Additionally, forensic pathologists must be able to function individually and collaboratively. They must communicate proficiently with the public, attorneys, and law enforcement. They must handle the emotional strain of working with corpses and talking to the deceased’s family.

What is the difference between a forensic scientist and a forensic pathologist?H3PA

Forensic scientists spend their careers around police stations, crime labs, and agencies in government. They collect and preserve physical evidence in the crime area and analyze the data. Some forensic scientists gather evidence firsthand at the crime scene, while others operate in laboratories and analyze data given to them by others.
A forensic pathologist performs autopsies to determine the manner of death and its causes and usually conducts them in medical examiner’s offices, morgues, and hospitals. A forensic scientist might testify in court about the findings of their analysis, and a forensic pathologist might also testify in court, but their testimony would be focused on the cause and manner of death.

How long is the education and training to become board certified in Forensic Pathology? H3 PA

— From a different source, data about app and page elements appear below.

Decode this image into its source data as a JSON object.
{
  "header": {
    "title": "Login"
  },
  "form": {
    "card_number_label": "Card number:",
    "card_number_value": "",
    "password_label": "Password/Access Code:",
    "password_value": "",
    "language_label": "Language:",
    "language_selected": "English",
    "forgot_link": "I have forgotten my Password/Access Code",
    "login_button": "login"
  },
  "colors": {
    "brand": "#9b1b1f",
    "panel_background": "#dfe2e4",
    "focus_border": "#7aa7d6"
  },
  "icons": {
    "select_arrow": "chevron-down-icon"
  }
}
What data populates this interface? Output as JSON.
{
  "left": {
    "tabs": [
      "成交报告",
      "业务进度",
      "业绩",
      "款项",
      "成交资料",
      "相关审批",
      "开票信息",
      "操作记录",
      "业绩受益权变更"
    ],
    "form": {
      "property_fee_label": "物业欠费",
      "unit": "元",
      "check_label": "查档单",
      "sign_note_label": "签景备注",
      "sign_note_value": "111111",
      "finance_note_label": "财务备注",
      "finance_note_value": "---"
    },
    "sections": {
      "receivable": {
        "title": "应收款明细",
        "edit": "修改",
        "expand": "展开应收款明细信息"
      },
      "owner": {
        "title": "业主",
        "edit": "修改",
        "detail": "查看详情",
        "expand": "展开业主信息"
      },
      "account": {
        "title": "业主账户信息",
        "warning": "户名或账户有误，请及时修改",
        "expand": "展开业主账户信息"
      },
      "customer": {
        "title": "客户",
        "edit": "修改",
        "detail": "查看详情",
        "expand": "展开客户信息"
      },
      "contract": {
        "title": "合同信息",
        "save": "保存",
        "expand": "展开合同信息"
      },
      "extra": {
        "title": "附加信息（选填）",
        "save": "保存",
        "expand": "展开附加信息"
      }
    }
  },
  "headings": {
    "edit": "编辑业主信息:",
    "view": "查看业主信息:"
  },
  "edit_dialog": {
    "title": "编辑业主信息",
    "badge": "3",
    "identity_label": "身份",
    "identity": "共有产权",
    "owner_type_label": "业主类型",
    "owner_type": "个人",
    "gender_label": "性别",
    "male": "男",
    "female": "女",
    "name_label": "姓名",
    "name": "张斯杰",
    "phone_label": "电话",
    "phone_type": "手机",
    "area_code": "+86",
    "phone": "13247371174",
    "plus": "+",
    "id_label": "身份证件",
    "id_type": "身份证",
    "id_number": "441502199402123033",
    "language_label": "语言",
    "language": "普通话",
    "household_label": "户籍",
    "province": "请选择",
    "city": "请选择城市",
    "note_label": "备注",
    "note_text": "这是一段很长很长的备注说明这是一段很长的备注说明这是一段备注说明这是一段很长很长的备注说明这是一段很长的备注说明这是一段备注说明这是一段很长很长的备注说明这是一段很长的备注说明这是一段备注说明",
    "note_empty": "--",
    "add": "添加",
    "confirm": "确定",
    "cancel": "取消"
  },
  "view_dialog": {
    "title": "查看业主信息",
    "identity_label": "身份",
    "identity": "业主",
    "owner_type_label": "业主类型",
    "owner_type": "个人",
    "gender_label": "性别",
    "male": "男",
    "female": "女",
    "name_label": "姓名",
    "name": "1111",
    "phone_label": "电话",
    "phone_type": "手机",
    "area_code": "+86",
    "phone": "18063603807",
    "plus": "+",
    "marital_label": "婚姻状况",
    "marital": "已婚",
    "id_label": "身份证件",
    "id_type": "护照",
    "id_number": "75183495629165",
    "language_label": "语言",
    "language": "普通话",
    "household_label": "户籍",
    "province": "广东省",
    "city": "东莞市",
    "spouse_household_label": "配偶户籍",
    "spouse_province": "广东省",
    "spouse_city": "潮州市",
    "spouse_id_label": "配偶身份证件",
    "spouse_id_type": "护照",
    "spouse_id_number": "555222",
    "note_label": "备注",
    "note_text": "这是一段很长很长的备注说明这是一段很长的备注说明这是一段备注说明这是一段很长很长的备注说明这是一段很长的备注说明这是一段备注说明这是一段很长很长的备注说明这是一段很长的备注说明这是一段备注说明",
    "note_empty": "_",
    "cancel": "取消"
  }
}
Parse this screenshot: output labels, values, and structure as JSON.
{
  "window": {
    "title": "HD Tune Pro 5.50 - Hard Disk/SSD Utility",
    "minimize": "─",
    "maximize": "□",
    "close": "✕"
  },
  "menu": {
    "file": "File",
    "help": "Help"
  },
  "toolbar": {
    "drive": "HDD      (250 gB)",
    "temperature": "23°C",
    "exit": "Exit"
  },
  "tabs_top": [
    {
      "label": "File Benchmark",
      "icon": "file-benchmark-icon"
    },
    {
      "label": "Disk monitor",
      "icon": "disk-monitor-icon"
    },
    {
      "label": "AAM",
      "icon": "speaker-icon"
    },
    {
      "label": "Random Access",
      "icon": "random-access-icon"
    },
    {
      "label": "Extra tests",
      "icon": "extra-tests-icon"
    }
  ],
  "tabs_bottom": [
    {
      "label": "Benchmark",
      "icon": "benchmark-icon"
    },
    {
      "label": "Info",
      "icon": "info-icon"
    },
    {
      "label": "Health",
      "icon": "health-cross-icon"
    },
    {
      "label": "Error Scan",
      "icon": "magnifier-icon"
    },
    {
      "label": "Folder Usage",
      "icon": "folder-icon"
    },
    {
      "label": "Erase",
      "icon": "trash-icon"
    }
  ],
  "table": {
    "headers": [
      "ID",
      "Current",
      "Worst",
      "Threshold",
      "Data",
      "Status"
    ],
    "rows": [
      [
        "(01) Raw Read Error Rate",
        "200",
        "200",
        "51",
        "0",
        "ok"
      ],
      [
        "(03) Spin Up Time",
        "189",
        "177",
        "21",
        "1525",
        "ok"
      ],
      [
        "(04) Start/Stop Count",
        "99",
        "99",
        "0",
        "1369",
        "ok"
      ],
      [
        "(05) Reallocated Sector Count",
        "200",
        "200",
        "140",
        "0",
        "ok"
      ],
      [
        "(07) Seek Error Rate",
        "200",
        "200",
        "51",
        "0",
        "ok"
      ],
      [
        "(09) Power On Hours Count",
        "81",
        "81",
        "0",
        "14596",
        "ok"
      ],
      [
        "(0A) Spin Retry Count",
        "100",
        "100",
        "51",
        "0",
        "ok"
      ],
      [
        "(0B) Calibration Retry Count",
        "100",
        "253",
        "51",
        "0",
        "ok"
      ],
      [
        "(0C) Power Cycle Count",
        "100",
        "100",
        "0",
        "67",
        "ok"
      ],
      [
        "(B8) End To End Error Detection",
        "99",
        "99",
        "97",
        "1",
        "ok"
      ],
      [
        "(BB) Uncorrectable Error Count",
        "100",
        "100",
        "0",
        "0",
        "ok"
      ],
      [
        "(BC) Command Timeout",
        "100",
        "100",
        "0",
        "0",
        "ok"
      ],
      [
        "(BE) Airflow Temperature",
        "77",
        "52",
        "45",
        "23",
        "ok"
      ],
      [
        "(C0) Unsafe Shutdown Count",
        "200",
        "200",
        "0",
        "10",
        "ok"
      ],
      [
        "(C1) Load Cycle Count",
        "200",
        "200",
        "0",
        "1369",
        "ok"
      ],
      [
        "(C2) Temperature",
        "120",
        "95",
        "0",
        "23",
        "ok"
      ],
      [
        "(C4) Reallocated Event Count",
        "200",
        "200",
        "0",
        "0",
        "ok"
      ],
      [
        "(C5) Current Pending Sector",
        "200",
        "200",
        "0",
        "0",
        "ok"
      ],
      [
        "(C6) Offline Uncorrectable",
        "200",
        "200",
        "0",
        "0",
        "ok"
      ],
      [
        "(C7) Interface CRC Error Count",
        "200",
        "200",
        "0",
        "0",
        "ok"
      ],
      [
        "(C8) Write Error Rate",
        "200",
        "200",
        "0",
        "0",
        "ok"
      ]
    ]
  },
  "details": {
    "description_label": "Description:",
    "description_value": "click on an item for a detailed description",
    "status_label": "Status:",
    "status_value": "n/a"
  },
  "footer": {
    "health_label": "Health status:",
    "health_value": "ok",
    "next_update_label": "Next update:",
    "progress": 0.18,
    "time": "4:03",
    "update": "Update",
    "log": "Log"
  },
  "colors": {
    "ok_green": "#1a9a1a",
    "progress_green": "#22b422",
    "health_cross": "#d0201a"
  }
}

To become board certified in forensic pathology, one must complete at least 13 years of school and training. Three to five years of residency training in anatomic, clinical, and/or forensic pathology and a one-year fellowship training program in forensic pathology are all required.
First, earn a bachelor’s degree that will take four years, then a medical degree that takes another four years, either a D.O. or M.D. Extensive additional training and education is required, including four to five years of clinical, anatomic and/or forensic pathology training and a one-year residency or fellowship in forensic pathology.

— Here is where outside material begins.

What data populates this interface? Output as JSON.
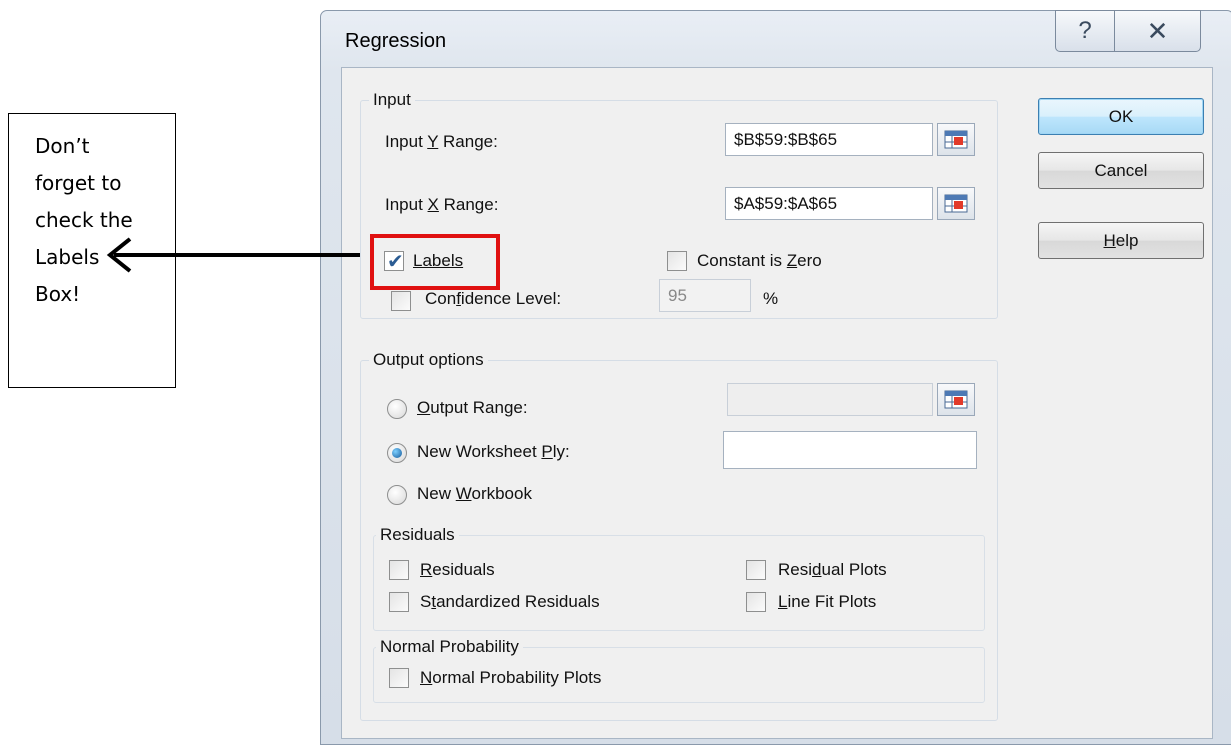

How long is residency for forensic pathology? H3?

Forensic pathology residency lasts for an entire year. Physicians can undergo a one-year fellowship in forensic pathology to become board-certified forensic pathologists after completing four years of medical school and a three-year residency in anatomic pathology.
Forensic pathology fellows study the medico-legal elements of death inquiry throughout their fellowship, including:
+ Examining the scene of a death
+ Autopsy procedures
+ Toxicology evaluations
+ Forensic imaging
+ Fellows in forensic pathology also receive experience collaborating with coroners, law enforcement, and other medical specialists involved in death investigations.
Forensic pathologists can work in a variety of contexts after finishing their fellowship, such as:
Private practice
Law enforcement agencies
Forensic science laboratories
Medical examiner’s or Coroners’ offices

Is a career as a forensic pathologist worth it? H3T

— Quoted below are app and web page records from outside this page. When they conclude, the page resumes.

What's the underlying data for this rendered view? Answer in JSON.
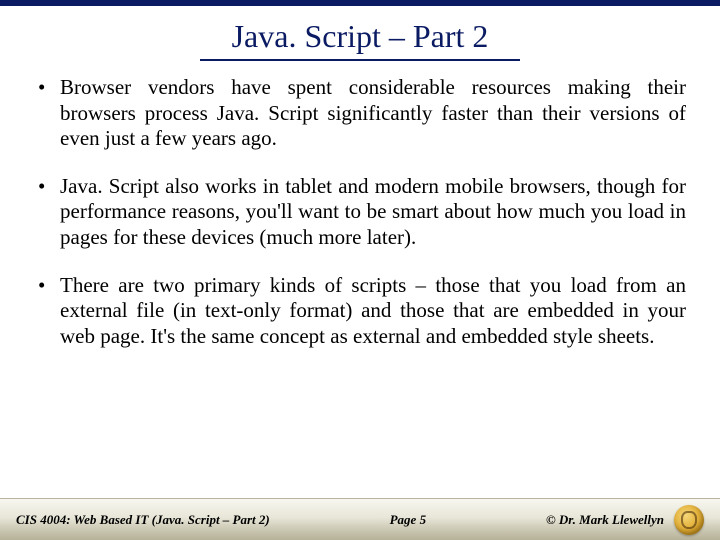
{
  "title": "Java. Script – Part 2",
  "bullets": [
    "Browser vendors have spent considerable resources making their browsers process Java. Script significantly faster than their versions of even just a few years ago.",
    "Java. Script also works in tablet and modern mobile browsers, though for performance reasons, you'll want to be smart about how much you load in pages for these devices (much more later).",
    "There are two primary kinds of scripts – those that you load from an external file (in text-only format) and those that are embedded in your web page.  It's the same concept as external and embedded style sheets."
  ],
  "footer": {
    "left": "CIS 4004: Web Based IT (Java. Script – Part 2)",
    "center": "Page 5",
    "right": "© Dr. Mark Llewellyn"
  }
}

Every career has unique challenges, whether in forensic science or outside the medical field. A career as a forensic pathologist is very much worth it.
Forensic pathologists are crucial in investigating fatalities and delivering justice to the victims’ and their relatives’ families. Without their work, victims of crime or injustice may lose court cases or limit or slow down law enforcement officials from correctly solving a crime. They may even be instrumental in stopping an innocent person from going to jail. Witnesses may lie, but the data that forensic pathologists collect and present in court are indispensable.

Who performs autopsies? H3 PA

There are a few types of autopsies, but the two main ones are clinical and forensic.
Academic or anatomical autopsies – students perform these in schools and only for study purposes.
Pathological or Clinical autopsies – these are conducted for medical research or to identify a specific ailment. When a patient or person has passed away, and there is no apparent cause of death, an autopsy is done to identify and provide a medical diagnosis.
Forensic, coroner’s, or medico-legal autopsies – This is commonly done in the guidance of applicable laws that surround cases of sudden, suspicious, or violent deaths, and also upon deaths while in surgical procedures or lack of medical assistance. A coroner or forensic pathologist will assign a way of death among the options permitted by the fact-finder’s jurisdiction after thoroughly examining all the evidence and will discuss the data regarding the mechanism of death.